Science & Technology in Congress
On April 24, the House of Representatives approved bills authorizing funding for the National Science Foundation (NSF), the National Institute of Standards and Technology (NIST), and the National Aeronautics and Space Administration (NASA). These authorizations are part of a set of bills approved by the House Science Committee on April 16.
In a bipartisan fashion that differs sharply from the battles waged in the 104th Congress, the Science Committee, chaired by Rep. F. James Sensenbrenner, Jr. (R-WI), approved funding for the agencies and programs under its jurisdiction in a surprisingly timely fashion. Despite being the last committee to organize, due to disagreements among congressional leaders over how many seats the committee would have, it was the first to the floor with its authorizations.
One of the major issues facing the Science Committee in approving the bills was funding for the Large Hadron Collider (LHC). The LHC is a high-energy physics project based in Switzerland and CERN, a consortium of European nations. It will be built over the next few years at a cost of $6 billion total. The Department of Energy (DOE) has proposed to contribute $450 million over several years to help pay for the project. Rep. Joe Barton (R-TX) introduced an amendment to completely eliminate funding for the LHC, but it was defeated by 12-20. The LHC revisited the debate over the United States based Superconducting Supercollider (SSC) which was killed by Congress in 1993. Supporters of the Barton amendment pointed to the lack of European support for the SSC as a rationale for careful consideration of funding for a European project. They also argued in favor of guarantees that U.S. scientists will have full access to the LHC, and for a formal management role in the project. The committee was also concerned that the U.S. is being asked to contribute at a significant level while at the same time, some European nations are reducing their contributions.
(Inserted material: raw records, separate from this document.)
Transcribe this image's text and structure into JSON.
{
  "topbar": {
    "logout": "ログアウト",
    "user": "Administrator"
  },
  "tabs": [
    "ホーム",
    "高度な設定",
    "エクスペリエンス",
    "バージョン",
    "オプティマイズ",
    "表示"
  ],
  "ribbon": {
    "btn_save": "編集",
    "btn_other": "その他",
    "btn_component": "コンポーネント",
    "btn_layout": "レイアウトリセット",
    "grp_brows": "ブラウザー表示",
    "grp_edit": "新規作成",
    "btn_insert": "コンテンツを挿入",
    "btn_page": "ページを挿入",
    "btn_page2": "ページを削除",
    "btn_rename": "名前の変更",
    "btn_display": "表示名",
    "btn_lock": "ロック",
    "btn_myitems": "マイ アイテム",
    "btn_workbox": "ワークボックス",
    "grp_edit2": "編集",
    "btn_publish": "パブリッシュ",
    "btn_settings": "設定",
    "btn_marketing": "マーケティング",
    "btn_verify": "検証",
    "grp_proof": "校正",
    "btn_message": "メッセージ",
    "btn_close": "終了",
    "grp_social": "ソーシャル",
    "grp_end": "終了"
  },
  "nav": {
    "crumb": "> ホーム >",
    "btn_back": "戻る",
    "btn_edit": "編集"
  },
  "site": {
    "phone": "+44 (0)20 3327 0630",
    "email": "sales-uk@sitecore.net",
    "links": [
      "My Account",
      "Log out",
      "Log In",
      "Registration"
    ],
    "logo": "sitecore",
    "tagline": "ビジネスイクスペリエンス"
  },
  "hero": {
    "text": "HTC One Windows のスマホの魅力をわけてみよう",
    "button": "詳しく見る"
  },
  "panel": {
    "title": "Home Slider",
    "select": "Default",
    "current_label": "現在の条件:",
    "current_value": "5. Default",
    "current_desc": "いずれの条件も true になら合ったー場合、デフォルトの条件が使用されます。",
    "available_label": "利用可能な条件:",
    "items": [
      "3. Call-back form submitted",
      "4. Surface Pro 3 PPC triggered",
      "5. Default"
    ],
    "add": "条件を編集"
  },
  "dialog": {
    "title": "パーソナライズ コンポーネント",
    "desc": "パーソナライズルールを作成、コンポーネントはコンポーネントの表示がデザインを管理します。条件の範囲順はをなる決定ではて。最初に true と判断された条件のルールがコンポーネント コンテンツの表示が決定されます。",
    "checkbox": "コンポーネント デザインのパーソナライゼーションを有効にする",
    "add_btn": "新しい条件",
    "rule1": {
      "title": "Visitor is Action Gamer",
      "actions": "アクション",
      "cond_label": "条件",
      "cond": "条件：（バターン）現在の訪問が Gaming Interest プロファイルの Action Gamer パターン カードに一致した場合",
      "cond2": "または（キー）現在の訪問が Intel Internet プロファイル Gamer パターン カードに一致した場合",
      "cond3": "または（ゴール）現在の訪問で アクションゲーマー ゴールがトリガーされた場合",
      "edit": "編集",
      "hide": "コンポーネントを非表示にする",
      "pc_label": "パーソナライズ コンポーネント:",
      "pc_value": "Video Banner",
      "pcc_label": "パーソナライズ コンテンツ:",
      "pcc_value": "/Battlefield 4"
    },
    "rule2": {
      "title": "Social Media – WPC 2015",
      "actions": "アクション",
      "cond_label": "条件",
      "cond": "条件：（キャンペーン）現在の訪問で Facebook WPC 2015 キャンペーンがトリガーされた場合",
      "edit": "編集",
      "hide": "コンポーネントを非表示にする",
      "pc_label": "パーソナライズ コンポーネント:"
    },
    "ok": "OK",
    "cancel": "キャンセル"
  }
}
In the end, the committee approved language in the DOE and NSF authorizations to prohibit the U.S. from providing funding for the project until Energy Secretary Federico F. Peña provides a report on the impact that the funding will have on U.S. high-energy physics.
The Science Committee also approved language in its authorizations to prohibit spending money on the Next Generation Internet (NGI) initiative until the committee has a chance to study it further. Funding for the NGI is likely to be approved as a separate bill once the committee holds hearings to consider the issues.
Discussion of the NASA authorization bill provided a good opportunity for members of the Science Committee to debate the issues involved in funding the International Space Station. Rep. Tim Roemer (D-IN) was one of the chief opponents of the Space Station. At the hearing on April 16, he introduced amendments to eliminate the Russians from the project, reduce funding for the project by $75 million, and to kill the project entirely. All of these amendments were defeated by the committee. However, an amendment requiring the Administration to formulate guidelines for future dealings with Russia on the project was approved by the committee and incorporated into the passed legislation. The bill authorizes the Administration's request of $1.4 billion for the Mission to Planet Earth program, which uses satellites to probe the Earth's atmosphere and environment. The bill also provides increases to the space science and life sciences accounts, authorizing $2.08 billion and $234 million respectively.
The House approved a 7.2% increase in funding for NSF in FY 1998, and a 3% increase in FY 1999. This is a substantial jump from the Administration's request of 3% for FY 1998. Within the authorized 7.2% increase, funding for the NSF research account would go up by 5.4% in FY 1998, to 2.6 billion. Funding by directorate is fairly consistent with the Administration's request. Funding for Education and Human Resources would remain nearly flat, with only a small increase over FY 1997 levels. As mentioned above, the bill withholds funding for the NGI. The bill authorizes $115 million to improve the facilities of the South Pole facilities, and fully endorses the recommendations of the U.S. Antarctic Program Panel, calling for replacement of the South Pole Station and renovation of two other Antarctic facilities.
Due to Republican pressure to reduce funding for the Advanced Technology Program (ATP), the Science Committee authorized $185 million for the program in FY 1998, $90 million less than the Administration's request. The committee narrowly defeated an amendment offered by Rep. Debbie Stabenow (D-MI) to bring funding back up to the FY 1997 level. ATP has become a target for some members of Congress who are concerned that the program has turned out to be a form of "corporate welfare," because it provides grants to industries in order to develop new technologies.
The following agencies have had their science funding authorizations approved by the Science Committee, but the bills have not been voted on by the House. They are likely to go to the floor in May.
DOE civilian science funding has been authorized at $4.6 billion for FY 1998, a 2.6% increase over FY 1997 levels. One of the most contentious issues in the DOE authorization bill is funding for the LHC, mentioned above. The committee denied DOE's request of $35 million to contribute to the LHC. The bill also calls for the National Academy of Sciences to evaluate future options for three of DOE's programs: High-Energy and Nuclear Physics, Basic Energy Sciences, and the proposed National Spallation Neutron Source.
The Science Committee authorized $1.4 billion for the National Oceanic and Atmospheric Administration (NOAA). The National Weather Service, a NOAA program, would see its funding increase by $26.8 million from FY 1997.